The Inflation Reduction Act in part seeks to address the high cost of prescription drugs. Blue Cross & Blue Shield of R.I. president Martha Wofford points up a less noticed effort this month with the same goal.

President Biden signs the Inflation Reduction Act on Tuesday at the White House.Demetrius Freeman/The Washington Post

While U.S. health care remains maddeningly expensive and difficult to access, our country made important advances this week.

The Inflation Reduction Act, passed by Congress and signed Tuesday by President Biden, is a vital step forward in addressing health care affordability and will provide tangible benefits for Rhode Islanders.

First, the act extends critical subsidies for people buying insurance through Healthsource RI. This will keep coverage more affordable for nearly 28,000 people in Rhode Island.

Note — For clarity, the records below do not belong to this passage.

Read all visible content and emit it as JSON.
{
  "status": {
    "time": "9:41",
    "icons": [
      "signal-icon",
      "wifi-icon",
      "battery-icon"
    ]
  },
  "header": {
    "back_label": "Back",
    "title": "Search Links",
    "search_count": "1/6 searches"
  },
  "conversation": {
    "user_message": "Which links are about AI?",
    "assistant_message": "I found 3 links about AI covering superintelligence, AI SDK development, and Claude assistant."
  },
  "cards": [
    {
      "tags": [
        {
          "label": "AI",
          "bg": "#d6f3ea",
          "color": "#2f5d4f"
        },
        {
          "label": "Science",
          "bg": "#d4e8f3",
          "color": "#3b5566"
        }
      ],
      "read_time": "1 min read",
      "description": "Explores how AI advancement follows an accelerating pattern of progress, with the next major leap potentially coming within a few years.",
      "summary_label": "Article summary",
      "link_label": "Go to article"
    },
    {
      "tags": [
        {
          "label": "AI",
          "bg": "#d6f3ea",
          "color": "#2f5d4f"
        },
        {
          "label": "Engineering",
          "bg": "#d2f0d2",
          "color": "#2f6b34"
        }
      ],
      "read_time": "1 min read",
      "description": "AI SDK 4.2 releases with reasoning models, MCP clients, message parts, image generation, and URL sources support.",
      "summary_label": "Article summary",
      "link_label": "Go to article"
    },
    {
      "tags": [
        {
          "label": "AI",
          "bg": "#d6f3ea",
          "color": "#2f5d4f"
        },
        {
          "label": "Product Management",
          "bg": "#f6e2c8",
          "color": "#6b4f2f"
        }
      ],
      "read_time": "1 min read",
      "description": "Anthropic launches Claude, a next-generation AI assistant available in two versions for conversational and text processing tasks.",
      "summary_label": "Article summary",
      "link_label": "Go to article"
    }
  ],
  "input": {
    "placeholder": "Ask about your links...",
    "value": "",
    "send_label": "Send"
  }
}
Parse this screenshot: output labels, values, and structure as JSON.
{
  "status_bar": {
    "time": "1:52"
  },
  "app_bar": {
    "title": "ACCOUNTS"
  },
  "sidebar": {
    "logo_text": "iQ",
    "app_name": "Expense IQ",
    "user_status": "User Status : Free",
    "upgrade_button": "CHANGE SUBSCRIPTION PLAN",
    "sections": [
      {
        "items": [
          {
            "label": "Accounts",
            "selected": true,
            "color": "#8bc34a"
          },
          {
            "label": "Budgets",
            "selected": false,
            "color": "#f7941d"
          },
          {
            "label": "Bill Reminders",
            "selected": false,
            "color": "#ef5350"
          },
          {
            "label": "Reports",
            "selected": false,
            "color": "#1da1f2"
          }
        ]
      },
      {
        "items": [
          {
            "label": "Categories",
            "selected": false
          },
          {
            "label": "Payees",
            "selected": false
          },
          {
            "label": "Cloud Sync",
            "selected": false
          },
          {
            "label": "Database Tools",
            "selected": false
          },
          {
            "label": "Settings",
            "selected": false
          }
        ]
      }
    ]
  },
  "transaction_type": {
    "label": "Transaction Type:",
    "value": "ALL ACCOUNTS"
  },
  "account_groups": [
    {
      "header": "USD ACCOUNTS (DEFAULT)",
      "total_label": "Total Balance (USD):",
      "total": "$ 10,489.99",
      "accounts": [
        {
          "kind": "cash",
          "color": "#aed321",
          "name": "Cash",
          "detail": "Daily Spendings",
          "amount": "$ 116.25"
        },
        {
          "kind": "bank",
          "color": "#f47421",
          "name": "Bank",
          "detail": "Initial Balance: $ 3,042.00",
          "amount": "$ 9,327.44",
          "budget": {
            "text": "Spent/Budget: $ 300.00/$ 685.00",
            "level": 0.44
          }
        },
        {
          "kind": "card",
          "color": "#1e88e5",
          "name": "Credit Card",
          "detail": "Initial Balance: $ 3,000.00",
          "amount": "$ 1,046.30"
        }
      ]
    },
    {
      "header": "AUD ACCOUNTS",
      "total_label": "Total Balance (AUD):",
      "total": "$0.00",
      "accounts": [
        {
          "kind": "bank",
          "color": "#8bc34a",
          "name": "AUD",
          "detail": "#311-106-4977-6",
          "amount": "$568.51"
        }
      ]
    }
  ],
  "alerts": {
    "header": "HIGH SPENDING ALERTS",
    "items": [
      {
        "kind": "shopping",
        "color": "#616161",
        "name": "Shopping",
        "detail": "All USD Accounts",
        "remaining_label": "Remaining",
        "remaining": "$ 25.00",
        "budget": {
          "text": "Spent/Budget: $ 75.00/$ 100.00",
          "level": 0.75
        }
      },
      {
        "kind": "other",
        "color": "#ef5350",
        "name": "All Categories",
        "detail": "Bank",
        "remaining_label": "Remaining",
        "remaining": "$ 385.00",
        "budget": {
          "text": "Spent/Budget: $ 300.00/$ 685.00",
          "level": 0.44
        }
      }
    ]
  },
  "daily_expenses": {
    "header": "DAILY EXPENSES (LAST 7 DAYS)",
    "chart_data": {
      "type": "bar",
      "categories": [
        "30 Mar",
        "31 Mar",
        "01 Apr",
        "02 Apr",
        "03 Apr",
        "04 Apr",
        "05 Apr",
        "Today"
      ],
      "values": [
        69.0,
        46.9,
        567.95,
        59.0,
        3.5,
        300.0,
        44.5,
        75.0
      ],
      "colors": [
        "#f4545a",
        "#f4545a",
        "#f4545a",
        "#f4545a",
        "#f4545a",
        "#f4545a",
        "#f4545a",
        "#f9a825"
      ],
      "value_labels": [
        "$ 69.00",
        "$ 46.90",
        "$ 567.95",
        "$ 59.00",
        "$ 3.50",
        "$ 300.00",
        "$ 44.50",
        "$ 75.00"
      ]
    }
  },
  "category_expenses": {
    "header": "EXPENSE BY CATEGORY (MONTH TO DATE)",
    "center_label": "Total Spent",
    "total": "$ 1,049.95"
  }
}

Second, the act addresses two critical aspects of spiraling drug costs. It limits how much Medicare beneficiaries in a plan with pharmacy coverage (Part D) will have to pay for their medications to $2,000 per year, starting in 2025. Today, beneficiaries too often must choose between taking medicines or paying for basic needs, like food and rent. This provision will give older adults the certainty of the maximum they will have to pay out-of-pocket, potentially helping close to 230,000 Rhode Islanders.

The law also enables the government, for the first time, to negotiate with drug manufacturers on behalf of nearly 40 million Medicare beneficiaries. It’s important to note that this is only for 10 drugs at first, but it represents an historic step in addressing the steep rise in drug costs, sending a clear message to the powerful drug lobby.


A much less noticed event that happened this month is that CivicaScript, an entity started by Civica Inc., Blue Cross & Blue Shield of Rhode Island and 17 other Blue Cross & Blue Shield plans, brought our first biosimilar specialty pharmacy medication to the market. The drug is used to treat prostate cancer and is projected to cost $171 per month — about $3,000 less than the average cost for someone with Medicare Part D. At a time when the pharma industry has been delaying biosimilars, which are like generics, from making it to consumers, in an effort to keep their branded drug prices as high as possible, this is an important development.


I believe that we all want health care to be more affordable and that it will take all of us to have impact. At Blue Cross, as we make progress in bringing down the rising cost of prescription drugs, we’re grateful to our congressional delegation for their leadership in advancing this critical legislation.

Martha L. Wofford is president & CEO of Blue Cross & Blue Shield of Rhode Island.

Correction: The number of people buying insurance through HealthSource RI for whom the Inflation Reduction Act extends subsidies was incorrect in a previous version of this commentary. The act extends subsidies to 28,000 people.